TRY IT:
List, from the lines below, each one with "根据数学中的比较大小规则" in it.

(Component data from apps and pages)
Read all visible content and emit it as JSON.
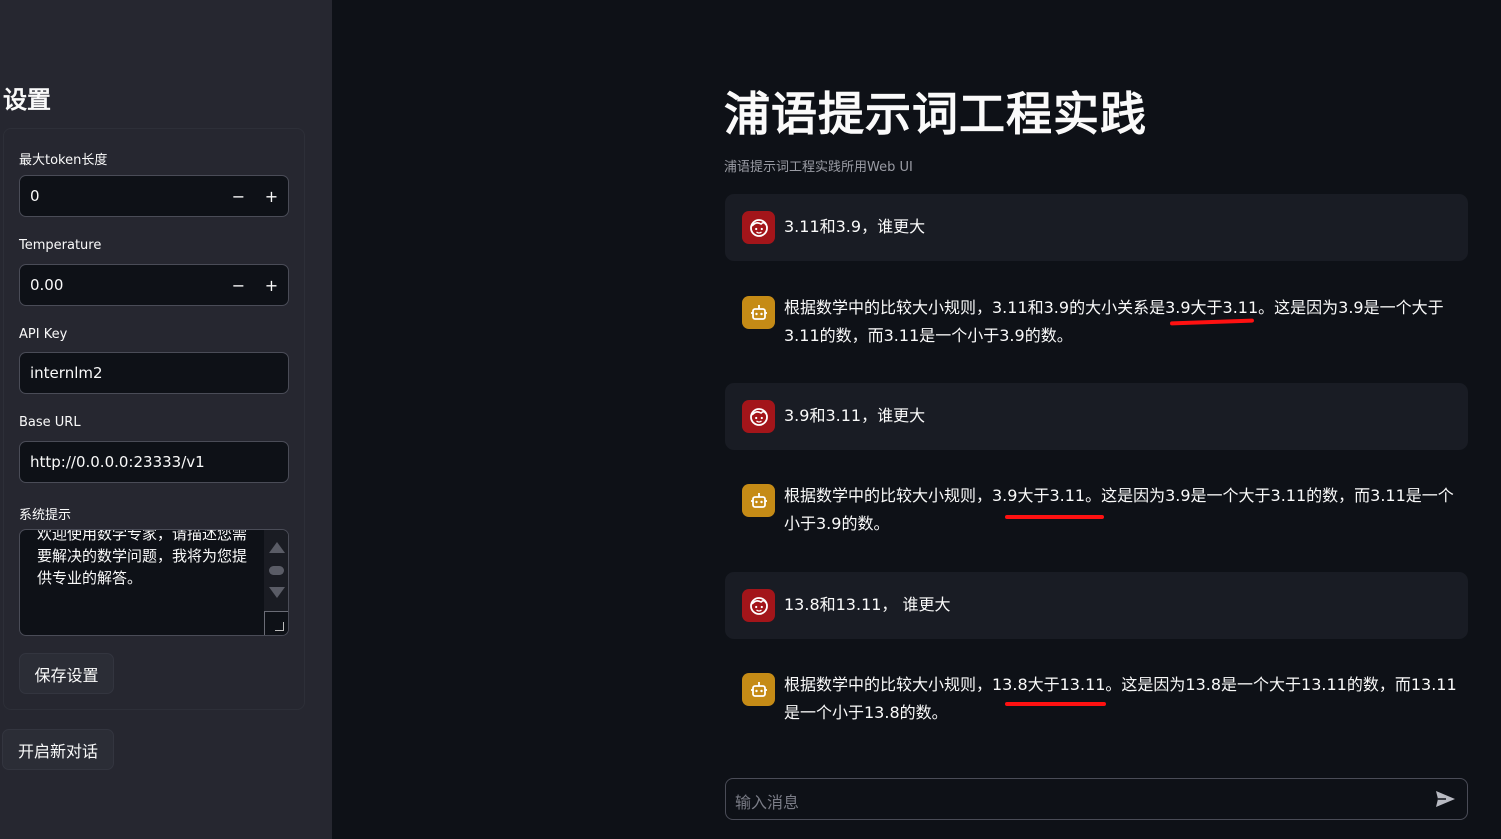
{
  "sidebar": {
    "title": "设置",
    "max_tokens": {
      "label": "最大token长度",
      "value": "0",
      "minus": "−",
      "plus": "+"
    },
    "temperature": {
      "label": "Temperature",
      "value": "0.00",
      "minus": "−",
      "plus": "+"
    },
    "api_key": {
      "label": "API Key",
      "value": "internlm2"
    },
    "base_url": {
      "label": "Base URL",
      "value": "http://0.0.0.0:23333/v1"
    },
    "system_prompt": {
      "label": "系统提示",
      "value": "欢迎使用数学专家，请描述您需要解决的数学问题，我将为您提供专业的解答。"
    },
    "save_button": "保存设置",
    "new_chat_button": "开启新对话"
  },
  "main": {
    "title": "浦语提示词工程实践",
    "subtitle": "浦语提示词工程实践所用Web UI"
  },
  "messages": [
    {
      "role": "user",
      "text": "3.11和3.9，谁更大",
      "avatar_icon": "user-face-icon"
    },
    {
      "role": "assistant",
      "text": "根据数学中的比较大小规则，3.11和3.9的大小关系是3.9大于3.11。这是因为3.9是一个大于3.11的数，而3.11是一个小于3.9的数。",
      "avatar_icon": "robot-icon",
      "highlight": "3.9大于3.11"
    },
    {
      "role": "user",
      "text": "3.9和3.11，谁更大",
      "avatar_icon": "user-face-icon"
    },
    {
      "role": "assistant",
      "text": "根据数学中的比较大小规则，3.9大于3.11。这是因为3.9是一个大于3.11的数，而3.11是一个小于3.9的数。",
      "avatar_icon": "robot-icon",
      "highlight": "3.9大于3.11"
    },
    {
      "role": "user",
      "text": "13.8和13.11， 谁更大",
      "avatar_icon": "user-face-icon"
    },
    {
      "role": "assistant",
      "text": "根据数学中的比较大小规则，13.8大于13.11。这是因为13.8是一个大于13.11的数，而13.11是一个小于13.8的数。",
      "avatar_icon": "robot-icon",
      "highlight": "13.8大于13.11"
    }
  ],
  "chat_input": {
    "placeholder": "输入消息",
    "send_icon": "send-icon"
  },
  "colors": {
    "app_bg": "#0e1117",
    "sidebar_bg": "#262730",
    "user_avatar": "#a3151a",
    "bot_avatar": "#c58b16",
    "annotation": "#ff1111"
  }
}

SOLVED PROBLEM:
      "text": "根据数学中的比较大小规则，3.11和3.9的大小关系是3.9大于3.11。这是因为3.9是一个大于3.11的数，而3.11是一个小于3.9的数。",
      "text": "根据数学中的比较大小规则，3.9大于3.11。这是因为3.9是一个大于3.11的数，而3.11是一个小于3.9的数。",
      "text": "根据数学中的比较大小规则，13.8大于13.11。这是因为13.8是一个大于13.11的数，而13.11是一个小于13.8的数。",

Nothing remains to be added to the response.